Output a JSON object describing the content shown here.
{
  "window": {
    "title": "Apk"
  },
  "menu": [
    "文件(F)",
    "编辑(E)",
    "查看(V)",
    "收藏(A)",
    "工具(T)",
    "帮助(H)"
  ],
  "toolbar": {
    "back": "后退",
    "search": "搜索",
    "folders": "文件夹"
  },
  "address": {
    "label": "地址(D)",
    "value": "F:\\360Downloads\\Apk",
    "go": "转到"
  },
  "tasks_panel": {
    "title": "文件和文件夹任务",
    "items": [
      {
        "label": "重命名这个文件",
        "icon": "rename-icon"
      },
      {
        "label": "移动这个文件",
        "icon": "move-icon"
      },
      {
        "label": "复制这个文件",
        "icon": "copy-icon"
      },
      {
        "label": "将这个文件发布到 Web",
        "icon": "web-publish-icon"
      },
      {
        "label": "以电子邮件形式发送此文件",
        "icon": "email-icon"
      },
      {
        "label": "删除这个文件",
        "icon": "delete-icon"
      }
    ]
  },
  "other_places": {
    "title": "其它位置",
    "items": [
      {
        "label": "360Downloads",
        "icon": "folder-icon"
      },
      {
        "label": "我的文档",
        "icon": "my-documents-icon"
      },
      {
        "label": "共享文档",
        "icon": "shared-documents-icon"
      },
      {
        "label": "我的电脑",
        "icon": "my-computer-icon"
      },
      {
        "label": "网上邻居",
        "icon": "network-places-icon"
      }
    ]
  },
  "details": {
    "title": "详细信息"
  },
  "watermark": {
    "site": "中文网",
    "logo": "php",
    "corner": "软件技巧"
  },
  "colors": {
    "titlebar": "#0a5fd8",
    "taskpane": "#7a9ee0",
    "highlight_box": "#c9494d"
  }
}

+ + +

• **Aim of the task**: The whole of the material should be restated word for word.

• **Answer section**:
Output a JSON object describing the content shown here.
{
  "window": {
    "title": "Apk"
  },
  "menu": [
    "文件(F)",
    "编辑(E)",
    "查看(V)",
    "收藏(A)",
    "工具(T)",
    "帮助(H)"
  ],
  "toolbar": {
    "back": "后退",
    "search": "搜索",
    "folders": "文件夹"
  },
  "address": {
    "label": "地址(D)",
    "value": "F:\\360Downloads\\Apk",
    "go": "转到"
  },
  "tasks_panel": {
    "title": "文件和文件夹任务",
    "items": [
      {
        "label": "重命名这个文件",
        "icon": "rename-icon"
      },
      {
        "label": "移动这个文件",
        "icon": "move-icon"
      },
      {
        "label": "复制这个文件",
        "icon": "copy-icon"
      },
      {
        "label": "将这个文件发布到 Web",
        "icon": "web-publish-icon"
      },
      {
        "label": "以电子邮件形式发送此文件",
        "icon": "email-icon"
      },
      {
        "label": "删除这个文件",
        "icon": "delete-icon"
      }
    ]
  },
  "other_places": {
    "title": "其它位置",
    "items": [
      {
        "label": "360Downloads",
        "icon": "folder-icon"
      },
      {
        "label": "我的文档",
        "icon": "my-documents-icon"
      },
      {
        "label": "共享文档",
        "icon": "shared-documents-icon"
      },
      {
        "label": "我的电脑",
        "icon": "my-computer-icon"
      },
      {
        "label": "网上邻居",
        "icon": "network-places-icon"
      }
    ]
  },
  "details": {
    "title": "详细信息"
  },
  "watermark": {
    "site": "中文网",
    "logo": "php",
    "corner": "软件技巧"
  },
  "colors": {
    "titlebar": "#0a5fd8",
    "taskpane": "#7a9ee0",
    "highlight_box": "#c9494d"
  }
}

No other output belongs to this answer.